It is important to see a doctor if you have symptoms. Other health conditions, such as sexually transmitted diseases, have symptoms that are similar to a yeast infection. These can include bacterial vaginosis , chlamydia , or gonorrhea .



Depending on the severity of the infection, your doctor may recommend over-the-counter or prescription antifungal medication. Antifungal medications are available as oral tablets, intravaginal creams, or suppositories.


To help reduce your chance of a yeast infection:

  • Dry the outside vaginal area thoroughly after a shower, bath, or swim.
  • Don't douche unless your doctor tells you to do so.
  • If you have diabetes, try to control your blood sugar.
  • Avoid frequent or prolonged use of antibiotics if possible.

Revision Information

  • American Congress of Obstetricians and Gynecologists

  • Office on Women's Health

  • The Society of Obstetricians and Gynaecologists of Canada

  • Women's Health Matters

  • Vaginal yeast infection.
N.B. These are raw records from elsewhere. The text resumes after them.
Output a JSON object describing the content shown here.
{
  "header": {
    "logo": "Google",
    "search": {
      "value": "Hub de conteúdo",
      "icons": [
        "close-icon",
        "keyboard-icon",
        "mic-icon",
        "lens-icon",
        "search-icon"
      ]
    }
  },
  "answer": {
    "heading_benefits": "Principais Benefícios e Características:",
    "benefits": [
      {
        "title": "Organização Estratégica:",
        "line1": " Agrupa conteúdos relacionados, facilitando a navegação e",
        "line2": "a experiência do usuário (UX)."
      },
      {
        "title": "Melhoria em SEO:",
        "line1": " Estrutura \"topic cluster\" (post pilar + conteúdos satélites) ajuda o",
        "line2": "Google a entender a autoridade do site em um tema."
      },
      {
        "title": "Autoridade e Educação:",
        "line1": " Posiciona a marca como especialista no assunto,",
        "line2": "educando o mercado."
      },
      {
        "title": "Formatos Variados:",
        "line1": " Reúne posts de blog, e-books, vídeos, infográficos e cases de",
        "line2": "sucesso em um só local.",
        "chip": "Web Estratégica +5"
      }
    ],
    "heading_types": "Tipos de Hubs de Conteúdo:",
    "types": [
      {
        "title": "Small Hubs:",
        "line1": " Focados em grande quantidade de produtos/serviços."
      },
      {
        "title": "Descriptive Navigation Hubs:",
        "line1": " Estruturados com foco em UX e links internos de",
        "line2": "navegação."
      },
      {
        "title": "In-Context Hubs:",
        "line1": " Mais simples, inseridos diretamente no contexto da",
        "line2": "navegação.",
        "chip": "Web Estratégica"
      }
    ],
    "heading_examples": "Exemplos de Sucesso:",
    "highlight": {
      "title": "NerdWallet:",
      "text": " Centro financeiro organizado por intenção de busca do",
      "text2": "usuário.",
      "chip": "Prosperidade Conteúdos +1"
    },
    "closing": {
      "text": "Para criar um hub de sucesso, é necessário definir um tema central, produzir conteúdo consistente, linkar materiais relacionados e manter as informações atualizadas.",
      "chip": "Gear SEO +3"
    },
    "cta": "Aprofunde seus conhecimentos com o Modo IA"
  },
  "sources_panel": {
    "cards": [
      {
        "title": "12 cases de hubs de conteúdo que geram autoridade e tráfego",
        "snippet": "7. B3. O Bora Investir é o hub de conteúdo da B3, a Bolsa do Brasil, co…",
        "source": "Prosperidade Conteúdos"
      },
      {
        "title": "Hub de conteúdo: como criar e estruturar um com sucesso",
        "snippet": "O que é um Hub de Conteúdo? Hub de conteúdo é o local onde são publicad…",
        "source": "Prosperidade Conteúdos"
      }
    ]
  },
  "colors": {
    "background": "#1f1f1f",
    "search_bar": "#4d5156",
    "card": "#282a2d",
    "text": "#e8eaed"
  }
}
Office on Women's Health website. Available at: Updated July 16, 2012. Accessed July 26, 2013.

  • Vulvovaginal candidiasis.EBSCO DynaMed website. Available at: Updated July 18, 2013. Accessed July 26, 2013.

  • Yeast infections. American Academy of Family Physicians Family Doctor website. Available at: Updated August 2010. Accessed July 26, 2013.

The health information in this Health Library is provided by a third party. TriStar Health does not in any way create the content of this information. It is provided solely for informational purposes. It does not constitute medical advice and is not intended to be a substitute for proper medical care provided by a physician. Always consult with your doctor for appropriate examinations, treatment, testing, and care recommendations. Do not rely on information on this site as a tool for self-diagnosis. If you have a medical emergency, call 911.